Task statement>
Reproduce each line below without any alteration.
== Segment start ==
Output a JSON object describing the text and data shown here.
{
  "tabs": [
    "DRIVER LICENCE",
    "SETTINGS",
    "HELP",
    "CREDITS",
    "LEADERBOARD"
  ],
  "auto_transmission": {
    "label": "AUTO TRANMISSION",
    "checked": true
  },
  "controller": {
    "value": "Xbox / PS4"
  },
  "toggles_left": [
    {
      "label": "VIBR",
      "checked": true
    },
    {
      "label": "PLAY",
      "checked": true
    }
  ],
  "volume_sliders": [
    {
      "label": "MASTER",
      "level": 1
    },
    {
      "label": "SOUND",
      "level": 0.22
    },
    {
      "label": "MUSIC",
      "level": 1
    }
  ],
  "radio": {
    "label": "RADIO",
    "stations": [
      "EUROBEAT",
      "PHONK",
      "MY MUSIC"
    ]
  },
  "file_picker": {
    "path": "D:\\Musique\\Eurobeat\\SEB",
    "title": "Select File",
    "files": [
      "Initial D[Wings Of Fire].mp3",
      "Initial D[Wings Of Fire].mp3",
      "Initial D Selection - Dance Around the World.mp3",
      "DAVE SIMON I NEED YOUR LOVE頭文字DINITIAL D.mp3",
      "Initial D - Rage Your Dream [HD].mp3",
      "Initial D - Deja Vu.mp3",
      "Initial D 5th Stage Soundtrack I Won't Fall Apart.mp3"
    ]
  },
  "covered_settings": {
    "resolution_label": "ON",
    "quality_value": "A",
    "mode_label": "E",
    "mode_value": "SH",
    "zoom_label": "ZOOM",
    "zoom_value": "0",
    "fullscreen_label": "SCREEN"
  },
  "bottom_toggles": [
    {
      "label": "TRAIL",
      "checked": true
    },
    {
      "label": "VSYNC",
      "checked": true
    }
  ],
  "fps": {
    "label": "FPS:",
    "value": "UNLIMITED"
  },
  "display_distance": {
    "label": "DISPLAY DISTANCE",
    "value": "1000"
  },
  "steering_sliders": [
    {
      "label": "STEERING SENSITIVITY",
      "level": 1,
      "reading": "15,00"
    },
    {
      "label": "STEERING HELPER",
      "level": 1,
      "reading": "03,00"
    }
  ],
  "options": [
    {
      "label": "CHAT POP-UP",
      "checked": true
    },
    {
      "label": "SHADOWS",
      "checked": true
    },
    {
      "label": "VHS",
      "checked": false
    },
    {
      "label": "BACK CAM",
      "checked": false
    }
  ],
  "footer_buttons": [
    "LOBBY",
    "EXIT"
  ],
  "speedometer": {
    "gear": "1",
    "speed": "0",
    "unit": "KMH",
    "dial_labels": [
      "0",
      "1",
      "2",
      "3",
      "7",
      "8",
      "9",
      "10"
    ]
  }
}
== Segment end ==
Answer to the problem>
Output a JSON object describing the text and data shown here.
{
  "tabs": [
    "DRIVER LICENCE",
    "SETTINGS",
    "HELP",
    "CREDITS",
    "LEADERBOARD"
  ],
  "auto_transmission": {
    "label": "AUTO TRANMISSION",
    "checked": true
  },
  "controller": {
    "value": "Xbox / PS4"
  },
  "toggles_left": [
    {
      "label": "VIBR",
      "checked": true
    },
    {
      "label": "PLAY",
      "checked": true
    }
  ],
  "volume_sliders": [
    {
      "label": "MASTER",
      "level": 1
    },
    {
      "label": "SOUND",
      "level": 0.22
    },
    {
      "label": "MUSIC",
      "level": 1
    }
  ],
  "radio": {
    "label": "RADIO",
    "stations": [
      "EUROBEAT",
      "PHONK",
      "MY MUSIC"
    ]
  },
  "file_picker": {
    "path": "D:\\Musique\\Eurobeat\\SEB",
    "title": "Select File",
    "files": [
      "Initial D[Wings Of Fire].mp3",
      "Initial D[Wings Of Fire].mp3",
      "Initial D Selection - Dance Around the World.mp3",
      "DAVE SIMON I NEED YOUR LOVE頭文字DINITIAL D.mp3",
      "Initial D - Rage Your Dream [HD].mp3",
      "Initial D - Deja Vu.mp3",
      "Initial D 5th Stage Soundtrack I Won't Fall Apart.mp3"
    ]
  },
  "covered_settings": {
    "resolution_label": "ON",
    "quality_value": "A",
    "mode_label": "E",
    "mode_value": "SH",
    "zoom_label": "ZOOM",
    "zoom_value": "0",
    "fullscreen_label": "SCREEN"
  },
  "bottom_toggles": [
    {
      "label": "TRAIL",
      "checked": true
    },
    {
      "label": "VSYNC",
      "checked": true
    }
  ],
  "fps": {
    "label": "FPS:",
    "value": "UNLIMITED"
  },
  "display_distance": {
    "label": "DISPLAY DISTANCE",
    "value": "1000"
  },
  "steering_sliders": [
    {
      "label": "STEERING SENSITIVITY",
      "level": 1,
      "reading": "15,00"
    },
    {
      "label": "STEERING HELPER",
      "level": 1,
      "reading": "03,00"
    }
  ],
  "options": [
    {
      "label": "CHAT POP-UP",
      "checked": true
    },
    {
      "label": "SHADOWS",
      "checked": true
    },
    {
      "label": "VHS",
      "checked": false
    },
    {
      "label": "BACK CAM",
      "checked": false
    }
  ],
  "footer_buttons": [
    "LOBBY",
    "EXIT"
  ],
  "speedometer": {
    "gear": "1",
    "speed": "0",
    "unit": "KMH",
    "dial_labels": [
      "0",
      "1",
      "2",
      "3",
      "7",
      "8",
      "9",
      "10"
    ]
  }
}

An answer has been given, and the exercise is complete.